The Game Genie is a set of devices that would be inserted into a game console along with a game, and could patch the games code to add a number of different abilities and content that the developers didn't intend for the player to use. They were released for the NES
, Game Boy
, and the Game Gear
. The Game Genie was the predecessor to devices such as the Action Replay
, Code Breaker, and GameShark, which provided similar functionality for more modern systems such as the Nintendo 64
, PlayStation 2
, and Xbox
The Game Genie for the NES had a unique quirk -- since the games had to be pushed in and down into the console, the Game Genie had to be built with a system to override that feature, which made it so the Nintendo game would be jutting out the front of the console. This design put stress on the contact pins inside the NES, bending and twisting them, eventually damaging them to the point where games could not be played without the Game Genie. If you're gonna use it, use it in a Top-Loader.
On the SNES, the Game Genie worked well until the release of Nintendo
's Super FX Chip. Games featuring these chips had extra chips that plugged into the left and right sides of the main slot, though at the time of the release of the Game Genie, these slots were unused so there was no need to create chips to connect to them. Accordingly, the Game Genie was unable to access all the code necessary to add the cheats. There were some games that did work even without the extra plugs -- Mega Man X2
and Mega Man X3
both worked perfectly with the Game Genie.
The Game Boy version of the Game Genie was a cartridge similar to other Game Boy cartridges, except it had another slot on top to insert a regular Game Boy cartridge. This version of the Game Genie was also packaged with a small code booklet. When used in the Game
Boy Color, it had to be pushed down. This problem can be fixed by Using it in a GBA SP.
The Genesis/Mega Drive version of the Game Genie can also serve as a country converter. Most Genesis cartridges were only region-locked by the shape of the cartridge and a few bytes in the header of the ROM, and by using the Game Genie, the lock could be circumvented.
The Game Gear version of the Game Genie had quite an interesting design. Upon being pushed into the cartridge slot, another slot would open on the top of the Game Genie where players could place the regular Game Gear cartridge. This version of the Game Genie also came with a small code booklet.

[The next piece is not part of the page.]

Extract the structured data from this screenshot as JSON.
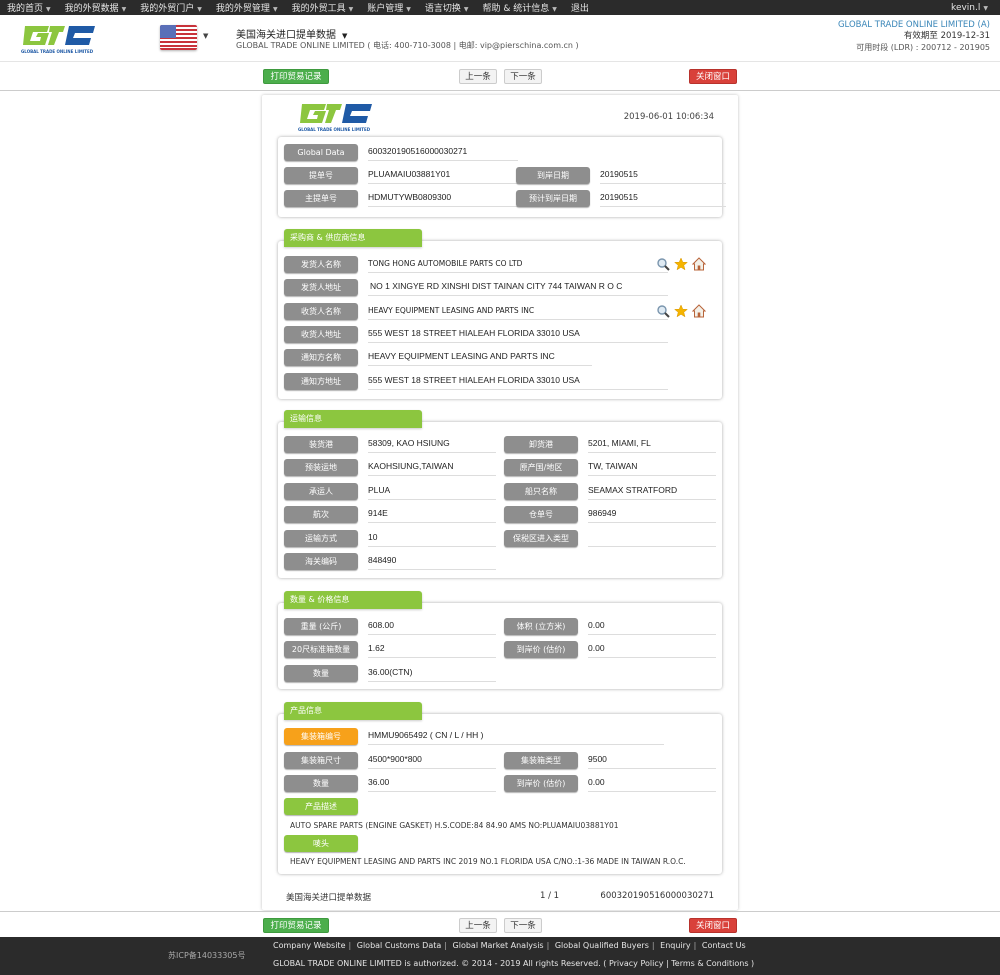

The PC version has to be installed in your Mac/PC hard drive alowing hacks.